In 1955, clinical psychologist and educator George Kelly introduced his psychology of personal constructs. Kelly’s constructs were based on the idea that each individual looks at the world through his or her own unique set of preconceived notions about it (i.e., constructs). These constructs change and adapt as the individual is exposed to new and different situations. At the heart of Kelly’s theory is the idea that individuals can seek new experiences and practice and adapt new behaviors in order to change their attitudes (or constructs) towards the world. He recommended that therapists encourage their patients to try out new behaviors and coping strategies; he and others that followed frequently found that patients would adapt these useful new behavior patterns and subsequently change their attitudes.
When behavior is inconsistent with attitude, it is sometimes a result of social or peer pressure. While adult behavior generally follows from held attitudes, for children, attitudes are often shaped by observed behavior. From a very young age, children copy the actions of others and, to a degree, build their attitudes and beliefs from this learned behavior. As children grow into adolescence, the behavior of their peers can have a significant impact. Sometimes this peer pressure factor can be used to an advantage. One research study found that antismoking campaigns targeted at teenagers can have a higher success rate when adolescent peers are used as instructors.

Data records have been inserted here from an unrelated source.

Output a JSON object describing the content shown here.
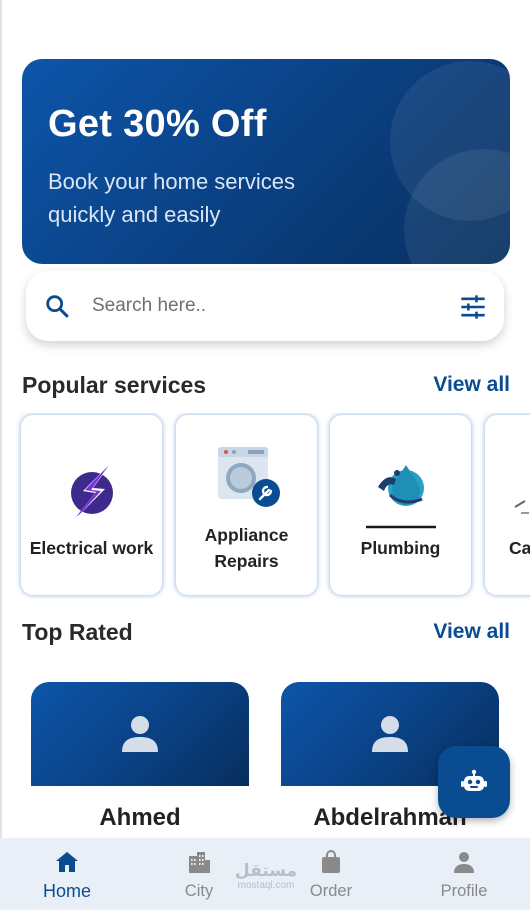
{
  "banner": {
    "title": "Get 30% Off",
    "subtitle": "Book your home services quickly and easily"
  },
  "search": {
    "placeholder": "Search here..",
    "value": ""
  },
  "popular": {
    "title": "Popular services",
    "view_all": "View all",
    "items": [
      {
        "label": "Electrical work",
        "icon": "lightning-bolt-icon"
      },
      {
        "label": "Appliance Repairs",
        "icon": "washing-machine-wrench-icon"
      },
      {
        "label": "Plumbing",
        "icon": "water-drop-pipe-icon"
      },
      {
        "label": "Ca",
        "icon": "partial-icon"
      }
    ]
  },
  "top_rated": {
    "title": "Top Rated",
    "view_all": "View all",
    "pros": [
      {
        "name": "Ahmed",
        "icon": "person-icon"
      },
      {
        "name": "Abdelrahman",
        "icon": "person-icon"
      }
    ]
  },
  "fab": {
    "icon": "robot-icon"
  },
  "nav": {
    "items": [
      {
        "label": "Home",
        "icon": "home-icon",
        "active": true
      },
      {
        "label": "City",
        "icon": "city-icon",
        "active": false
      },
      {
        "label": "Order",
        "icon": "shopping-bag-icon",
        "active": false
      },
      {
        "label": "Profile",
        "icon": "person-icon",
        "active": false
      }
    ]
  },
  "watermark": {
    "arabic": "مستقل",
    "latin": "mostaql.com"
  },
  "colors": {
    "primary": "#0a4c92",
    "banner_start": "#0d55aa",
    "banner_end": "#08305f",
    "nav_bg": "#e9eff7",
    "inactive": "#8a8a8a"
  }
}
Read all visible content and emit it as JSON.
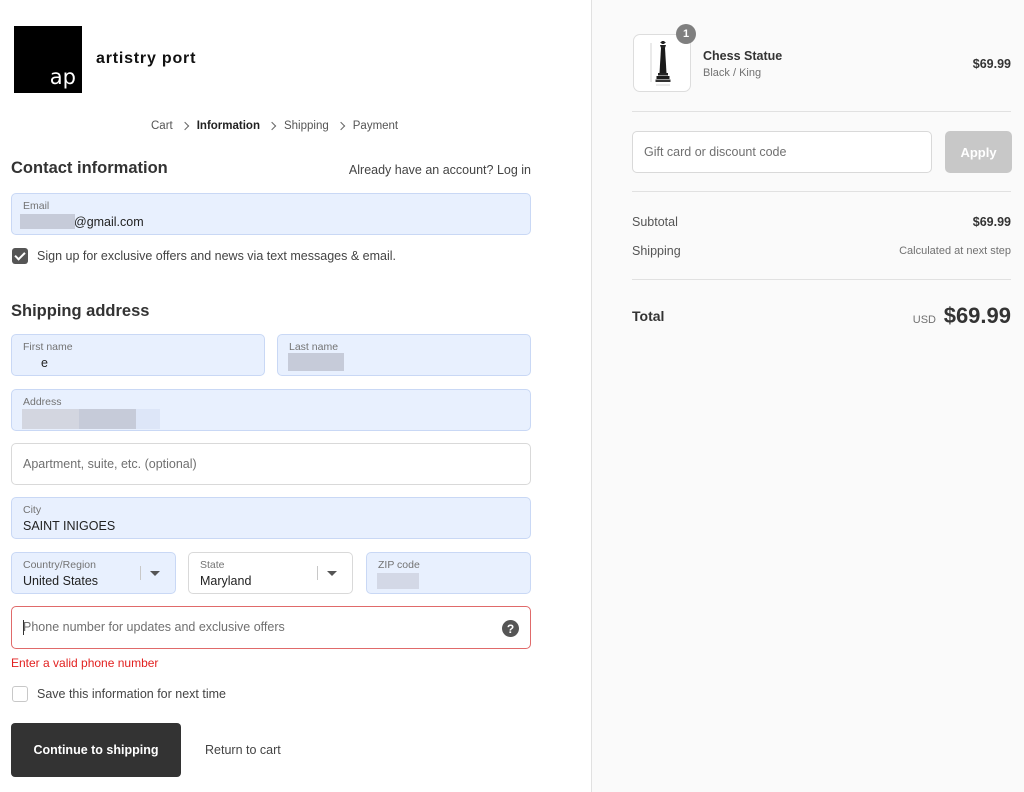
{
  "brand": {
    "logo_text": "ap",
    "name": "artistry port"
  },
  "breadcrumb": [
    "Cart",
    "Information",
    "Shipping",
    "Payment"
  ],
  "contact": {
    "title": "Contact information",
    "login_prompt": "Already have an account? Log in",
    "email_label": "Email",
    "email_value": "@gmail.com",
    "marketing_checkbox_label": "Sign up for exclusive offers and news via text messages & email.",
    "marketing_checked": true
  },
  "shipping": {
    "title": "Shipping address",
    "first_name_label": "First name",
    "first_name_value": "e",
    "last_name_label": "Last name",
    "address_label": "Address",
    "apartment_placeholder": "Apartment, suite, etc. (optional)",
    "city_label": "City",
    "city_value": "SAINT INIGOES",
    "country_label": "Country/Region",
    "country_value": "United States",
    "state_label": "State",
    "state_value": "Maryland",
    "zip_label": "ZIP code",
    "phone_placeholder": "Phone number for updates and exclusive offers",
    "phone_error": "Enter a valid phone number",
    "save_info_label": "Save this information for next time",
    "save_info_checked": false
  },
  "actions": {
    "continue_label": "Continue to shipping",
    "return_label": "Return to cart"
  },
  "order": {
    "quantity": "1",
    "product_name": "Chess Statue",
    "product_variant": "Black / King",
    "product_price": "$69.99",
    "discount_placeholder": "Gift card or discount code",
    "apply_label": "Apply",
    "subtotal_label": "Subtotal",
    "subtotal_value": "$69.99",
    "shipping_label": "Shipping",
    "shipping_value": "Calculated at next step",
    "total_label": "Total",
    "total_currency": "USD",
    "total_value": "$69.99"
  },
  "colors": {
    "accent_dark": "#333333",
    "autofill_bg": "#e8f0fe",
    "error_red": "#e22120",
    "apply_disabled": "#c8c8c8"
  },
  "icons": [
    "chevron-right-icon",
    "checkmark-icon",
    "caret-down-icon",
    "help-icon"
  ]
}
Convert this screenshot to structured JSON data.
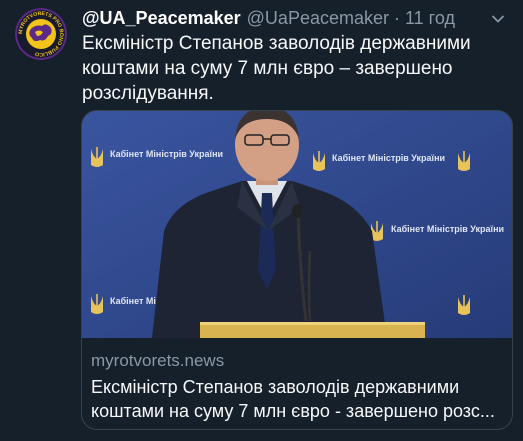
{
  "tweet": {
    "display_name": "@UA_Peacemaker",
    "handle": "@UaPeacemaker",
    "separator": "·",
    "time": "11 год",
    "text": "Ексміністр Степанов заволодів державними коштами на суму 7 млн євро – завершено розслідування.",
    "avatar": {
      "logo_text": "MYROTVORETS PRO BONO PUBLICO"
    }
  },
  "card": {
    "domain": "myrotvorets.news",
    "title": "Ексміністр Степанов заволодів державними коштами на суму 7 млн євро - завершено розс...",
    "backdrop_text": "Кабінет Міністрів України"
  },
  "colors": {
    "background": "#15202b",
    "secondary_text": "#8b98a5",
    "card_border": "#38444d",
    "backdrop_blue": "#2f4585",
    "avatar_gold": "#f0c419",
    "avatar_purple": "#5b2a86"
  },
  "icons": {
    "more": "chevron-down-icon",
    "avatar": "globe-icon",
    "backdrop_emblem": "trident-icon"
  }
}
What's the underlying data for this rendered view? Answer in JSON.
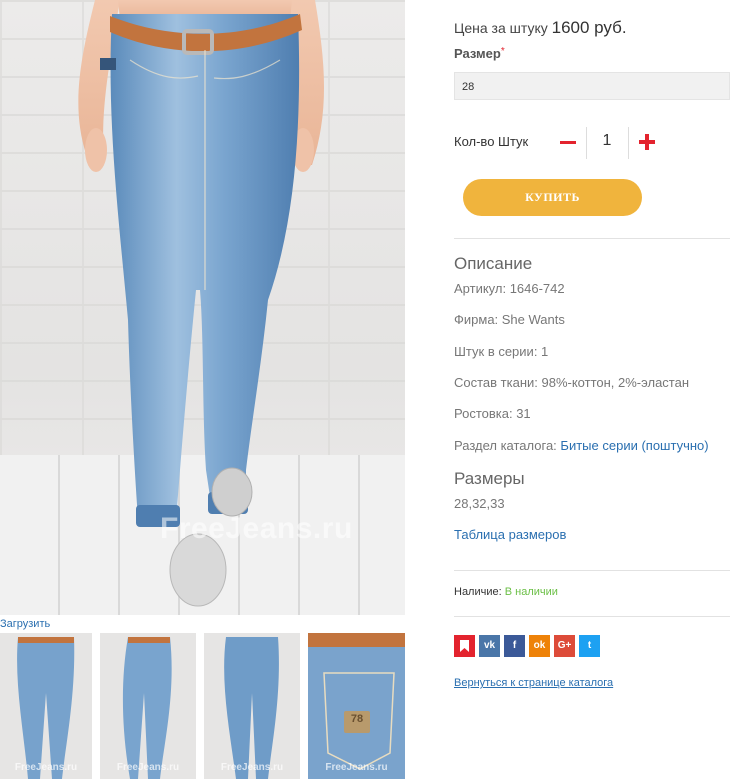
{
  "gallery": {
    "watermark": "FreeJeans.ru",
    "upload_label": "Загрузить",
    "thumb_watermark": "FreeJeans.ru",
    "patch_text": "78"
  },
  "product": {
    "price_prefix": "Цена за штуку",
    "price_value": "1600 руб.",
    "size_label": "Размер",
    "size_required_mark": "*",
    "size_selected": "28",
    "qty_label": "Кол-во Штук",
    "qty_value": "1",
    "buy_label": "КУПИТЬ"
  },
  "description": {
    "title": "Описание",
    "article": "Артикул: 1646-742",
    "brand": "Фирма: She Wants",
    "per_series": "Штук в серии: 1",
    "fabric": "Состав ткани: 98%-коттон, 2%-эластан",
    "height": "Ростовка: 31",
    "catalog_prefix": "Раздел каталога:",
    "catalog_link": "Битые серии (поштучно)"
  },
  "sizes": {
    "title": "Размеры",
    "list": "28,32,33",
    "table_link": "Таблица размеров"
  },
  "availability": {
    "label": "Наличие:",
    "status": "В наличии"
  },
  "social": {
    "items": [
      {
        "icon": "bookmark-icon",
        "text": "",
        "color": "#e3232e"
      },
      {
        "icon": "vk-icon",
        "text": "vk",
        "color": "#4a76a8"
      },
      {
        "icon": "facebook-icon",
        "text": "f",
        "color": "#3b5998"
      },
      {
        "icon": "odnoklassniki-icon",
        "text": "ok",
        "color": "#ee8208"
      },
      {
        "icon": "google-plus-icon",
        "text": "G+",
        "color": "#dd4b39"
      },
      {
        "icon": "twitter-icon",
        "text": "t",
        "color": "#1da1f2"
      }
    ]
  },
  "back_link": "Вернуться к странице каталога",
  "colors": {
    "accent_red": "#e3232e",
    "buy_button": "#f0b43d",
    "link": "#2a6fb0",
    "in_stock": "#6bbf46",
    "denim": "#6f9cc8"
  }
}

The most powerful moderators of the attitudes behavior relationships have been found to be importance of the attitude,its specificity, its accessibility, whether there exist social pressures, and whether a person has direct experience with theattitude.Important attitudes are ones that reflect fundamental values, self-interest, or identification with individuals orgroups that a person values. Attitudes that individuals consider important tend to show a strong relationship to behavior.The more specific the attitude and the more specific the behavior, the stronger is the link between the two. Attitudes that are easily remembered are more likely to predict behavior than attitudes that are not accessible in memory. Interestingly you are more likely to remember attitudes that are frequently expressed. So the more you talk about your attitude on a subject, the more you are likely to remember it, and the more likely it is to shape your behavior. Discrepancies between attitude and behavior are more likely to occur when social pressures to behave in certain ways hold exceptional power. For everybody keep learning to form your attitude to lead to positive behavior.